Lines of the data that contain the word "JSON" are the ones to copy.

Records provided:
[Start of section]

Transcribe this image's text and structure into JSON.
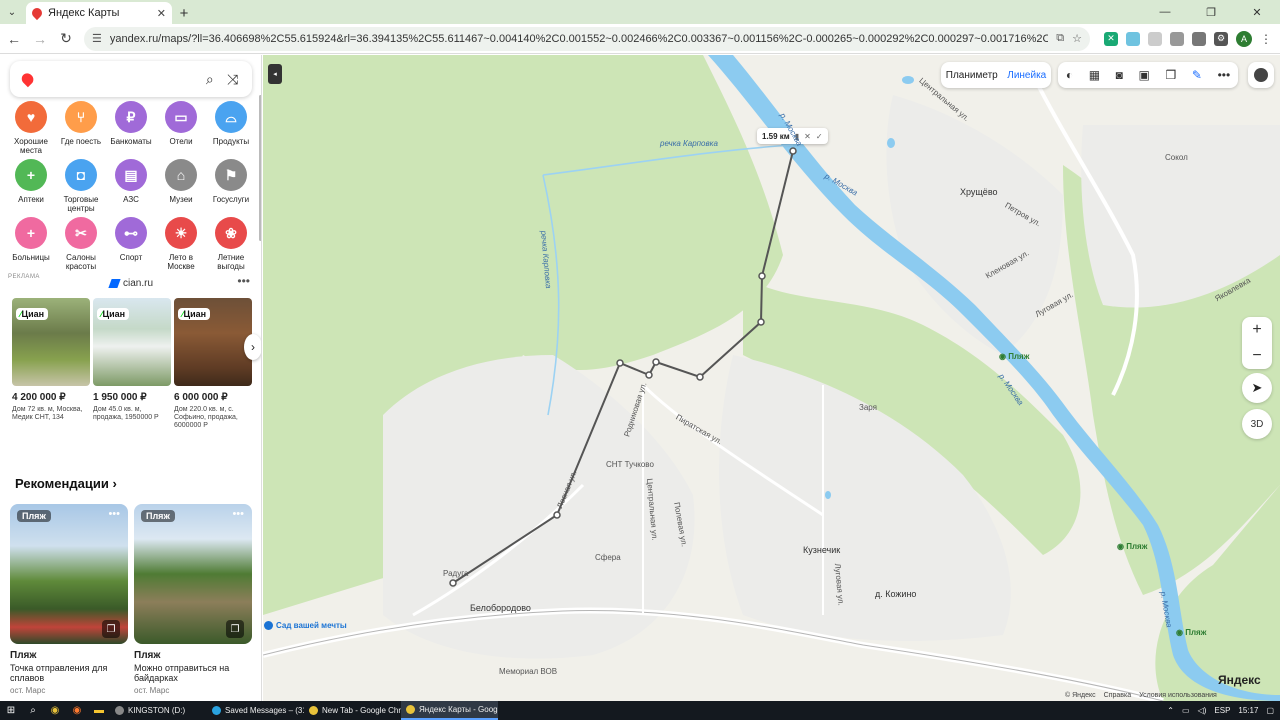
{
  "browser": {
    "tab_title": "Яндекс Карты",
    "url": "yandex.ru/maps/?ll=36.406698%2C55.615924&rl=36.394135%2C55.611467~0.004140%2C0.001552~0.002466%2C0.003367~0.001156%2C-0.000265~0.000292%2C0.000297~0.001716%2C-0.000354~0.002395%2C0.001230~0.000028%2C0.0..."
  },
  "search": {
    "placeholder": ""
  },
  "categories": [
    {
      "label": "Хорошие места",
      "icon": "heart-pin-icon",
      "color": "#f26b3a"
    },
    {
      "label": "Где поесть",
      "icon": "fork-knife-icon",
      "color": "#ff9d4a"
    },
    {
      "label": "Банкоматы",
      "icon": "ruble-icon",
      "color": "#a06ad8"
    },
    {
      "label": "Отели",
      "icon": "bed-icon",
      "color": "#a06ad8"
    },
    {
      "label": "Продукты",
      "icon": "basket-icon",
      "color": "#4aa3f0"
    },
    {
      "label": "Аптеки",
      "icon": "cross-icon",
      "color": "#52b856"
    },
    {
      "label": "Торговые центры",
      "icon": "bag-icon",
      "color": "#4aa3f0"
    },
    {
      "label": "АЗС",
      "icon": "fuel-icon",
      "color": "#a06ad8"
    },
    {
      "label": "Музеи",
      "icon": "museum-icon",
      "color": "#8a8a8a"
    },
    {
      "label": "Госуслуги",
      "icon": "flag-icon",
      "color": "#8a8a8a"
    },
    {
      "label": "Больницы",
      "icon": "plus-icon",
      "color": "#f06aa0"
    },
    {
      "label": "Салоны красоты",
      "icon": "scissors-icon",
      "color": "#f06aa0"
    },
    {
      "label": "Спорт",
      "icon": "dumbbell-icon",
      "color": "#a06ad8"
    },
    {
      "label": "Лето в Москве",
      "icon": "summer-icon",
      "color": "#e84a4a"
    },
    {
      "label": "Летние выгоды",
      "icon": "gift-icon",
      "color": "#e84a4a"
    }
  ],
  "ad": {
    "tag": "РЕКЛАМА",
    "site": "cian.ru",
    "badge": "Циан",
    "cards": [
      {
        "price": "4 200 000 ₽",
        "desc": "Дом 72 кв. м, Москва, Медик СНТ, 134"
      },
      {
        "price": "1 950 000 ₽",
        "desc": "Дом 45.0 кв. м, продажа, 1950000 Р"
      },
      {
        "price": "6 000 000 ₽",
        "desc": "Дом 220.0 кв. м, с. Софьино, продажа, 6000000 Р"
      }
    ]
  },
  "recommendations": {
    "title": "Рекомендации",
    "cards": [
      {
        "tag": "Пляж",
        "type": "Пляж",
        "name": "Точка отправления для сплавов",
        "stop": "ост. Марс"
      },
      {
        "tag": "Пляж",
        "type": "Пляж",
        "name": "Можно отправиться на байдарках",
        "stop": "ост. Марс"
      }
    ]
  },
  "map": {
    "mode_plan": "Планиметр",
    "mode_ruler": "Линейка",
    "ruler_distance": "1.59 км",
    "zoom_in": "+",
    "zoom_out": "−",
    "btn_3d": "3D",
    "logo": "Яндекс",
    "dream": "Сад вашей мечты",
    "attr": [
      "© Яндекс",
      "Справка",
      "Условия использования"
    ],
    "labels": {
      "river1": "речка Карповка",
      "river2": "речка Карповка",
      "moskva1": "р. Москва",
      "moskva2": "р. Москва",
      "moskva3": "р. Москва",
      "moskva4": "р. Москва",
      "village1": "Хрущёво",
      "village2": "СНТ Тучково",
      "village3": "Сфера",
      "village4": "Белобородово",
      "village5": "Кузнечик",
      "village6": "д. Кожино",
      "village7": "Мемориал ВОВ",
      "village8": "Заря",
      "village9": "Радуга",
      "village10": "Сокол",
      "beach1": "Пляж",
      "beach2": "Пляж",
      "beach3": "Пляж",
      "street1": "Лесная ул.",
      "street2": "Родниковая ул.",
      "street3": "Центральная ул.",
      "street4": "Полевая ул.",
      "street5": "Пиратская ул.",
      "street6": "Луговая ул.",
      "street7": "Центральная ул.",
      "street8": "Петров ул.",
      "street9": "Луговая ул.",
      "street10": "Кленовая ул.",
      "street11": "Яковлевка"
    }
  },
  "taskbar": {
    "apps": [
      "KINGSTON (D:)",
      "Saved Messages – (31...",
      "New Tab - Google Chr...",
      "Яндекс Карты - Goog..."
    ],
    "lang": "ESP",
    "time": "15:17"
  }
}
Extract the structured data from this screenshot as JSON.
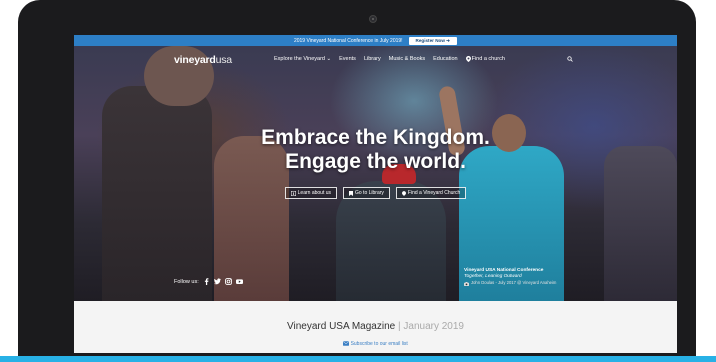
{
  "promo": {
    "text": "2019 Vineyard National Conference in July 2019!",
    "button": "Register Now ➜"
  },
  "nav": {
    "logo_main": "vineyard",
    "logo_suffix": "usa",
    "items": [
      "Explore the Vineyard ⌄",
      "Events",
      "Library",
      "Music & Books",
      "Education",
      "Find a church"
    ]
  },
  "hero": {
    "headline_1": "Embrace the Kingdom.",
    "headline_2": "Engage the world.",
    "buttons": [
      "Learn about us",
      "Go to Library",
      "Find a Vineyard Church"
    ],
    "follow_label": "Follow us:",
    "caption": {
      "title": "Vineyard USA National Conference",
      "subtitle": "Together, Leaning Outward",
      "credit": "John Doulas - July 2017 @ Vineyard Anaheim"
    }
  },
  "magazine": {
    "title": "Vineyard USA Magazine",
    "date": "January 2019",
    "subscribe": "Subscribe to our email list"
  },
  "colors": {
    "promo_bar": "#2d7fc6",
    "accent_blue": "#28b1e6",
    "link": "#3b7fc4"
  },
  "icons": [
    "search-icon",
    "facebook-icon",
    "twitter-icon",
    "instagram-icon",
    "youtube-icon",
    "pin-icon",
    "mail-icon",
    "camera-icon"
  ]
}
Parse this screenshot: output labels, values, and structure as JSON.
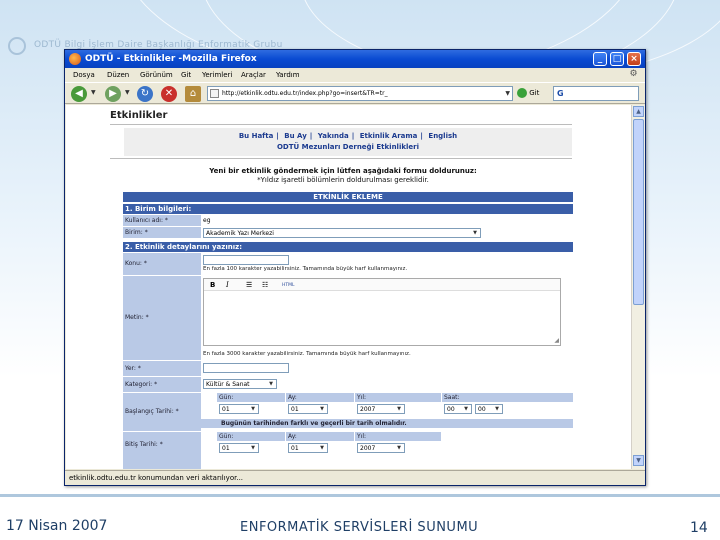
{
  "slide": {
    "header": "ODTÜ Bilgi İşlem Daire Başkanlığı Enformatik Grubu",
    "footer_date": "17 Nisan 2007",
    "footer_title": "ENFORMATİK SERVİSLERİ SUNUMU",
    "footer_page": "14"
  },
  "browser": {
    "title": "ODTÜ - Etkinlikler -Mozilla Firefox",
    "menu": [
      "Dosya",
      "Düzen",
      "Görünüm",
      "Git",
      "Yerimleri",
      "Araçlar",
      "Yardım"
    ],
    "url": "http://etkinlik.odtu.edu.tr/index.php?go=insert&TR=tr_",
    "go_label": "Git",
    "search_value": "G",
    "status": "etkinlik.odtu.edu.tr konumundan veri aktarılıyor..."
  },
  "page": {
    "title": "Etkinlikler",
    "nav_links": [
      "Bu Hafta",
      "Bu Ay",
      "Yakında",
      "Etkinlik Arama",
      "English"
    ],
    "nav_sub": "ODTÜ Mezunları Derneği Etkinlikleri",
    "intro_bold": "Yeni bir etkinlik göndermek için lütfen aşağıdaki formu doldurunuz:",
    "intro_note": "*Yıldız işaretli bölümlerin doldurulması gereklidir.",
    "form_title": "ETKİNLİK EKLEME",
    "section1": "1. Birim bilgileri:",
    "kullanici_label": "Kullanıcı adı: *",
    "kullanici_value": "eg",
    "birim_label": "Birim: *",
    "birim_value": "Akademik Yazı Merkezi",
    "section2": "2. Etkinlik detaylarını yazınız:",
    "konu_label": "Konu: *",
    "konu_note": "En fazla 100 karakter yazabilirsiniz. Tamamında büyük harf kullanmayınız.",
    "metin_label": "Metin: *",
    "editor_bold": "B",
    "editor_italic": "I",
    "editor_html": "HTML",
    "metin_note": "En fazla 3000 karakter yazabilirsiniz. Tamamında büyük harf kullanmayınız.",
    "yer_label": "Yer: *",
    "kategori_label": "Kategori: *",
    "kategori_value": "Kültür & Sanat",
    "baslangic_label": "Başlangıç Tarihi: *",
    "bitis_label": "Bitiş Tarihi: *",
    "dt_headers": [
      "Gün:",
      "Ay:",
      "Yıl:",
      "Saat:"
    ],
    "dt_headers_end": [
      "Gün:",
      "Ay:",
      "Yıl:"
    ],
    "start_gun": "01",
    "start_ay": "01",
    "start_yil": "2007",
    "start_saat": "00",
    "start_dakika": "00",
    "date_warning": "Bugünün tarihinden farklı ve geçerli bir tarih olmalıdır.",
    "end_gun": "01",
    "end_ay": "01",
    "end_yil": "2007"
  }
}
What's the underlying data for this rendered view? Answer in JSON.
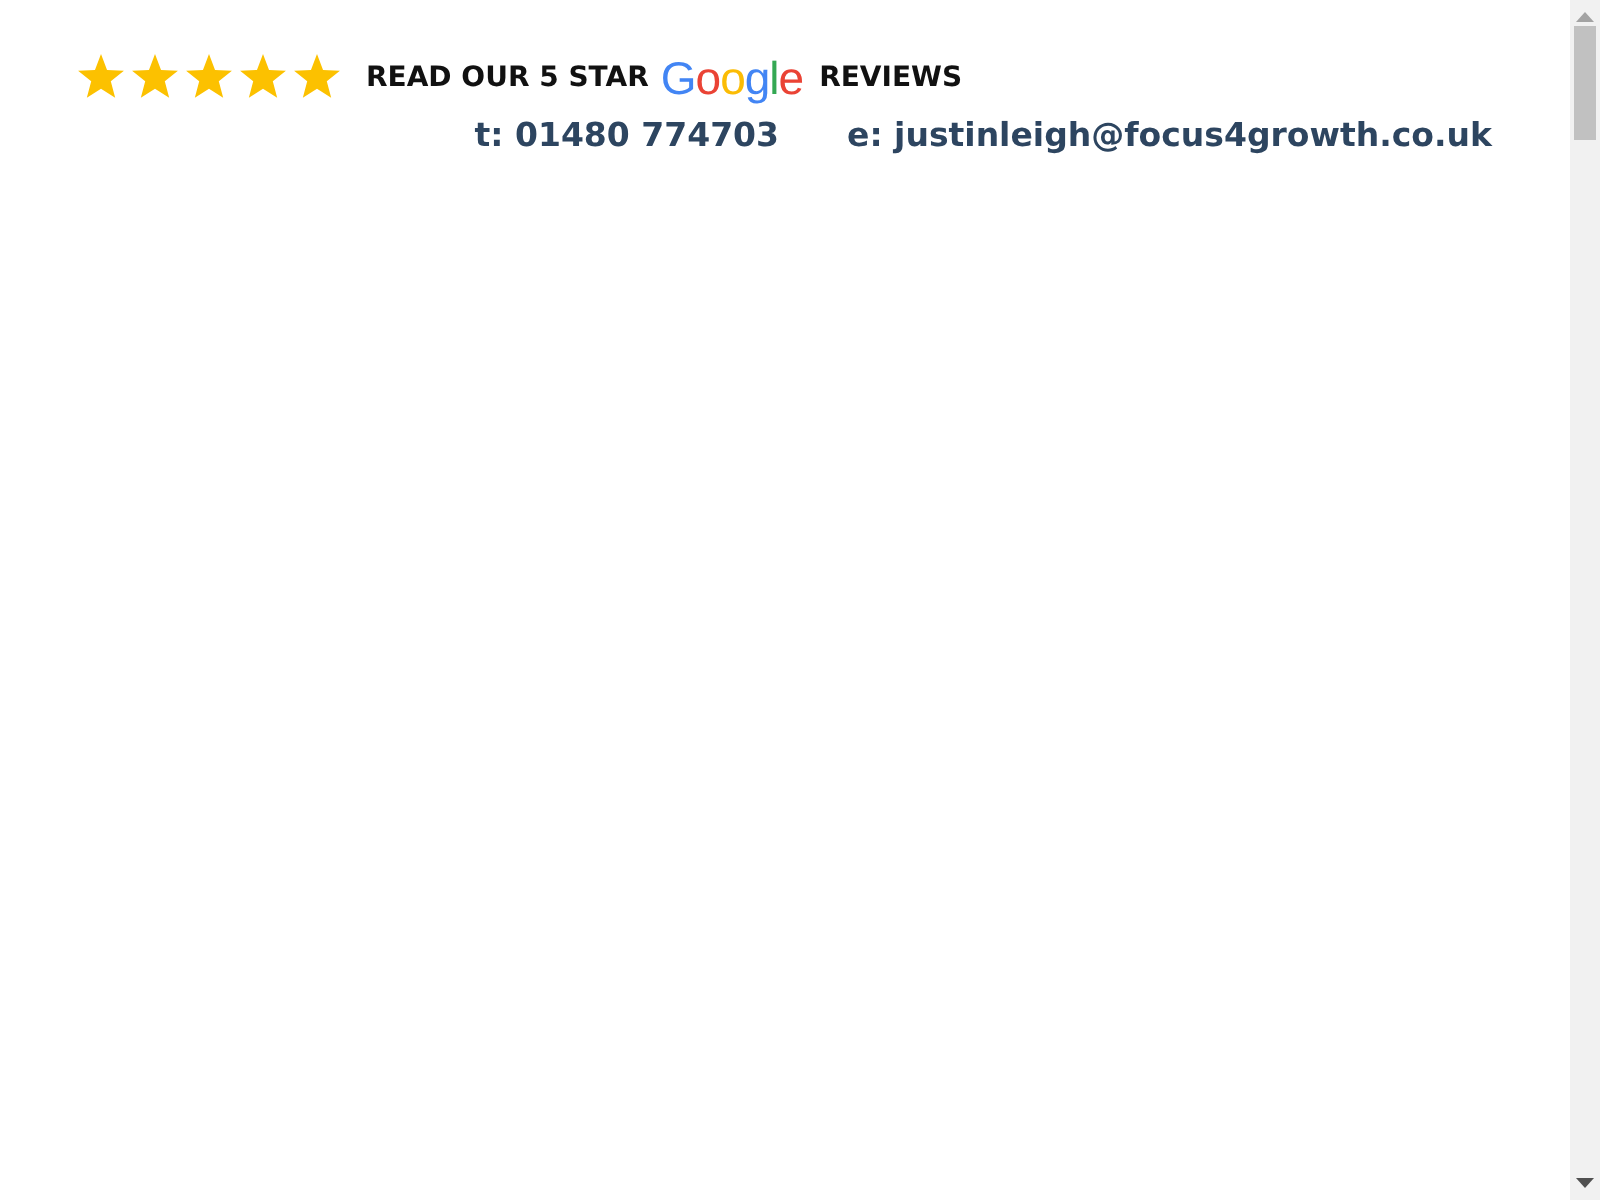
{
  "reviews": {
    "stars": 5,
    "lead": "READ OUR 5 STAR",
    "logo": "Google",
    "tail": "REVIEWS"
  },
  "contact": {
    "phone": "t: 01480 774703",
    "email": "e: justinleigh@focus4growth.co.uk"
  }
}
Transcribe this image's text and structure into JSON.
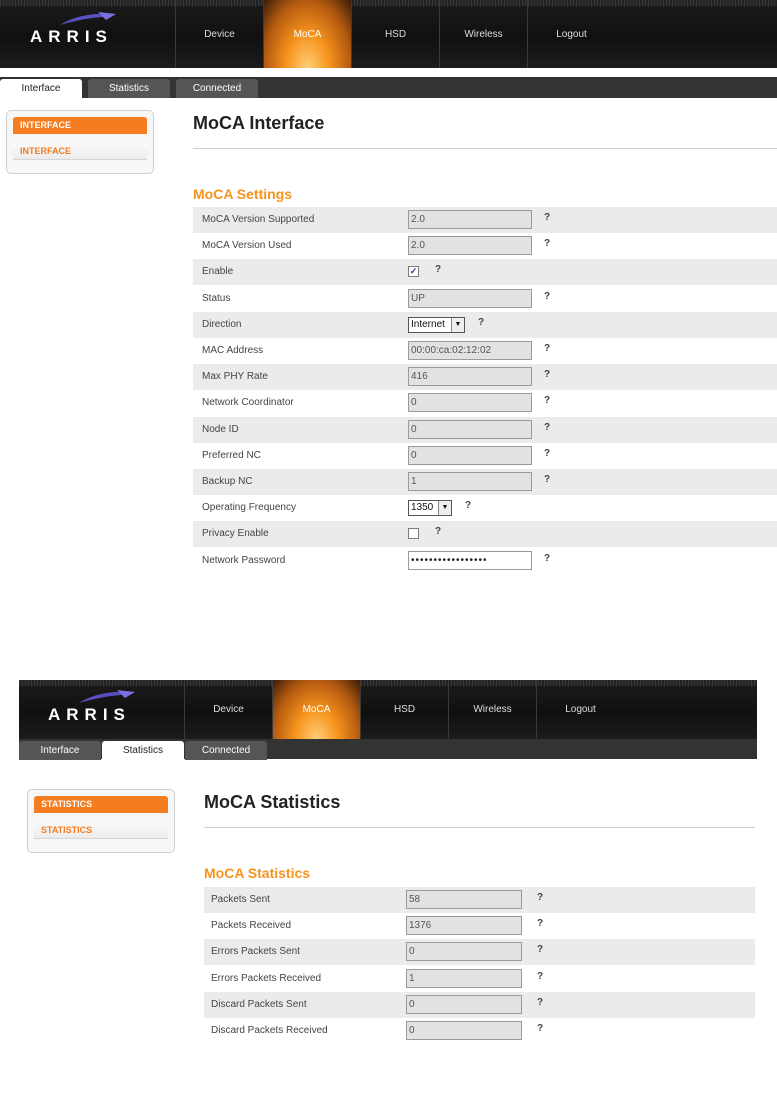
{
  "brand": {
    "logo_text": "ARRIS",
    "accent": "#f7941d"
  },
  "nav": {
    "items": [
      "Device",
      "MoCA",
      "HSD",
      "Wireless",
      "Logout"
    ],
    "active": "MoCA"
  },
  "tabs": {
    "items": [
      "Interface",
      "Statistics",
      "Connected"
    ]
  },
  "interface_page": {
    "active_tab": "Interface",
    "sidebar": {
      "heading": "INTERFACE",
      "item": "INTERFACE"
    },
    "title": "MoCA Interface",
    "section": "MoCA Settings",
    "rows": [
      {
        "label": "MoCA Version Supported",
        "value": "2.0"
      },
      {
        "label": "MoCA Version Used",
        "value": "2.0"
      },
      {
        "label": "Enable",
        "checked_mark": "✓"
      },
      {
        "label": "Status",
        "value": "UP"
      },
      {
        "label": "Direction",
        "selected": "Internet"
      },
      {
        "label": "MAC Address",
        "value": "00:00:ca:02:12:02"
      },
      {
        "label": "Max PHY Rate",
        "value": "416"
      },
      {
        "label": "Network Coordinator",
        "value": "0"
      },
      {
        "label": "Node ID",
        "value": "0"
      },
      {
        "label": "Preferred NC",
        "value": "0"
      },
      {
        "label": "Backup NC",
        "value": "1"
      },
      {
        "label": "Operating Frequency",
        "selected": "1350"
      },
      {
        "label": "Privacy Enable",
        "checked_mark": ""
      },
      {
        "label": "Network Password",
        "value": "•••••••••••••••••"
      }
    ]
  },
  "statistics_page": {
    "active_tab": "Statistics",
    "sidebar": {
      "heading": "STATISTICS",
      "item": "STATISTICS"
    },
    "title": "MoCA Statistics",
    "section": "MoCA Statistics",
    "rows": [
      {
        "label": "Packets Sent",
        "value": "58"
      },
      {
        "label": "Packets Received",
        "value": "1376"
      },
      {
        "label": "Errors Packets Sent",
        "value": "0"
      },
      {
        "label": "Errors Packets Received",
        "value": "1"
      },
      {
        "label": "Discard Packets Sent",
        "value": "0"
      },
      {
        "label": "Discard Packets Received",
        "value": "0"
      }
    ]
  },
  "help_glyph": "?",
  "select_arrow": "▼"
}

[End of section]

Response area:
Transcribe this image's text and structure into JSON.
Extract the structured data from this screenshot as JSON.
Parse this screenshot: output labels, values, and structure as JSON.
What's the underlying data for this rendered view? Answer in JSON.
Transcribe this image's text and structure into JSON.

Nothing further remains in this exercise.